About the committee
On November 7, 2016, the Dutch cabinet installed the Committee for the Study on Institutional Child Abuse, to conduct research on physical, psychological and sexual violence in youth care institutions and foster families. The study is aimed at children who were put in care at responsibility of the government. The committee published their report 'Inadequately protected. Violence in Dutch youth care from 1945 to the present day' on June 12th, 2019.
The committee studied multiple branches in which children stayed under responsibility of the government. This concerns residential institutions, juvenile detention centres, foster care, mental health care institutions, institutions for children with mild intellectual disabilities, boarding schools for deaf and/or blind children, and reception centres for unaccompanied minor foreign nationals.
The study comprises a long period, from 1945 to the present. Three questions were at its centre:
- What physical, psychological and sexual violence took place in youth care institutions?
- How could this happen and what contextual factors played a role?
- How did the children experience the violence and what impact has it had on their lives?
The answers to these questions contribute to a scientific overview of what violence against children has taken place in youth care in the past 70 years. Furthermore, the committee hopes that this research can provide victims with a sense of recognition for what they went through during their childhood.
The committee has conducted research into archives of all relevant youth care institutions in the Netherlands. Furthermore, interviews have been held and standardised questionnaires have been filled in by individuals who stayed at the institutions as children. Former employees at these institutions were also interviewed or asked to complete a questionnaire. Finally, the committee has carried out a literature review, studied published complaints (‘black books’) and other relevant documents and looked at what instances of violence against children in care had been reported by the media.
Summary of findings and recommendations
Physical, psychological and sexual violence has occurred in youth care throughout the period running from 1945 to the present day. Research carried out among a representative panel of the population reveals that nearly one in four of those surveyed were never subjected to a degree of physical or psychological violence in youth care. Around 10% of those surveyed said that they experienced at least one form of violence (physical or psychological, perpetrated by an adult or other children in care) frequently or very frequently. Children experienced less violence in foster care than they did in institutions.

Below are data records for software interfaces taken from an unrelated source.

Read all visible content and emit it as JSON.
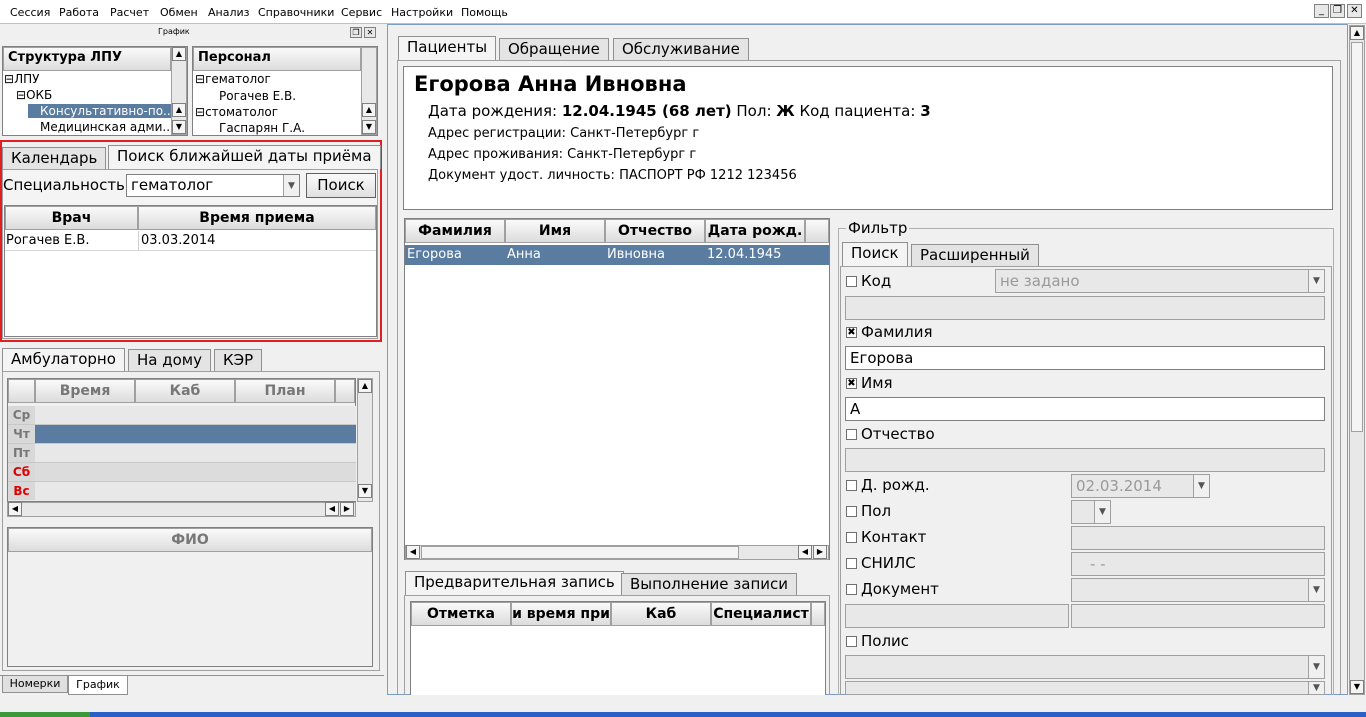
{
  "menu": [
    "Сессия",
    "Работа",
    "Расчет",
    "Обмен",
    "Анализ",
    "Справочники",
    "Сервис",
    "Настройки",
    "Помощь"
  ],
  "left_panel": {
    "title": "График",
    "structure": {
      "header": "Структура ЛПУ",
      "items": [
        "ЛПУ",
        "ОКБ",
        "Консультативно-по...",
        "Медицинская адми..."
      ]
    },
    "personnel": {
      "header": "Персонал",
      "items": [
        "гематолог",
        "Рогачев Е.В.",
        "стоматолог",
        "Гаспарян Г.А."
      ]
    },
    "search_tabs": [
      "Календарь",
      "Поиск ближайшей даты приёма"
    ],
    "specialty_label": "Специальность",
    "specialty_value": "гематолог",
    "search_button": "Поиск",
    "result_cols": [
      "Врач",
      "Время приема"
    ],
    "result_rows": [
      [
        "Рогачев Е.В.",
        "03.03.2014"
      ]
    ],
    "sched_tabs": [
      "Амбулаторно",
      "На дому",
      "КЭР"
    ],
    "sched_cols": [
      "Время",
      "Каб",
      "План"
    ],
    "days": [
      "Ср",
      "Чт",
      "Пт",
      "Сб",
      "Вс"
    ],
    "fio_header": "ФИО",
    "bottom_tabs": [
      "Номерки",
      "График"
    ]
  },
  "main": {
    "tabs": [
      "Пациенты",
      "Обращение",
      "Обслуживание"
    ],
    "patient": {
      "name": "Егорова Анна Ивновна",
      "dob_label": "Дата рождения:",
      "dob": "12.04.1945 (68 лет)",
      "sex_label": "Пол:",
      "sex": "Ж",
      "code_label": "Код пациента:",
      "code": "3",
      "reg": "Адрес регистрации: Санкт-Петербург г",
      "live": "Адрес проживания: Санкт-Петербург г",
      "doc": "Документ удост. личность: ПАСПОРТ РФ 1212 123456"
    },
    "grid_cols": [
      "Фамилия",
      "Имя",
      "Отчество",
      "Дата рожд."
    ],
    "grid_rows": [
      [
        "Егорова",
        "Анна",
        "Ивновна",
        "12.04.1945"
      ]
    ],
    "record_tabs": [
      "Предварительная запись",
      "Выполнение записи"
    ],
    "record_cols": [
      "Отметка",
      "и время при",
      "Каб",
      "Специалист"
    ]
  },
  "filter": {
    "title": "Фильтр",
    "tabs": [
      "Поиск",
      "Расширенный"
    ],
    "code_label": "Код",
    "code_placeholder": "не задано",
    "surname_label": "Фамилия",
    "surname_value": "Егорова",
    "name_label": "Имя",
    "name_value": "А",
    "patronymic_label": "Отчество",
    "dob_label": "Д. рожд.",
    "dob_value": "02.03.2014",
    "sex_label": "Пол",
    "contact_label": "Контакт",
    "snils_label": "СНИЛС",
    "snils_mask": "-   -",
    "document_label": "Документ",
    "policy_label": "Полис"
  },
  "colors": {
    "selection": "#5a7ca0",
    "highlight_border": "#e02020",
    "weekend": "#e00000"
  }
}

Until 1970, in particular physical violence perpetrated by group leaders and foster parents was a conspicuous phenomenon. After 1970 a shift occurred towards peer-on-peer physical violence and towards psychological violence. For a long time the climate in institutions was perceived to be extremely harsh. More recently, too, the climate in the secure and stricter institutions for youth care has been perceived to be unsafe by both the children and the group leaders. For the most part, those children affected by violence reported psychological violence. This has gone on to affect them adversely later on in life, giving rise to all kinds of negative consequences. These are primarily in the psychological sphere and when it comes to engaging in social and intimate relationships.
Various factors have contributed to incipient and ongoing violence in youth care. For a long time society’s negative view of children taken into care had an unfavourable effect. Youth care in the Netherlands has struggled with chronic underfunding, making it hard to retain staff (group leaders) at institutions and resulting in a lack of educational continuity. It was not until the 1990s that extensive child protection legislation and regulations were introduced, and that sustained efforts were made to bring about more wide-ranging professionalisation of youth care.
This professionalisation is not yet complete. There have been significant deficiencies in terms of monitoring children in institutions and foster families. It was common practice not to intervene in cases of violence. Children were unable to tell someone or did not dare to do so. Children had virtually nobody they could turn to if they were a victim of violence. Monitoring by means of inspections was negligible in the first few decades after the Second World War. The point of departure was for responsibility to rest with the private institutions. The government’s supervisory role was expanded in the 1970s, but in practice the authorities continued to maintain their distance. The research reveals that the government barely responded to indications of violence at all from 1945 onwards, except in the case of major incidents. Many years later the onus is on society and the government to acknowledge that violence did occur in youth care. Violence affected children who ought to have been protected. The committee is making a number of recommendations.
The recommendations of the Committee for the Study on Institutional Child Abuse:
- Acknowledge the plight of victims of violence in youth care
- Keep the committee’s archives accessible and expand them
- Improve the help available to victims of violence in youth care
- As far as possible, avoid placing children in (secure) institutions
- Reduce group size
- Ensure that staff are well trained and that there is educational continuity
- Cooperate more with parents and family
- Improve support for foster parents
- Ensure that family guardians perform their role better
- Ensure better custodial placement in cases where children are taken into care
- Organise more robust, proactive, independent monitoring
- Discuss violence with children in youth care
- Carry out research into prevalence in contemporary youth care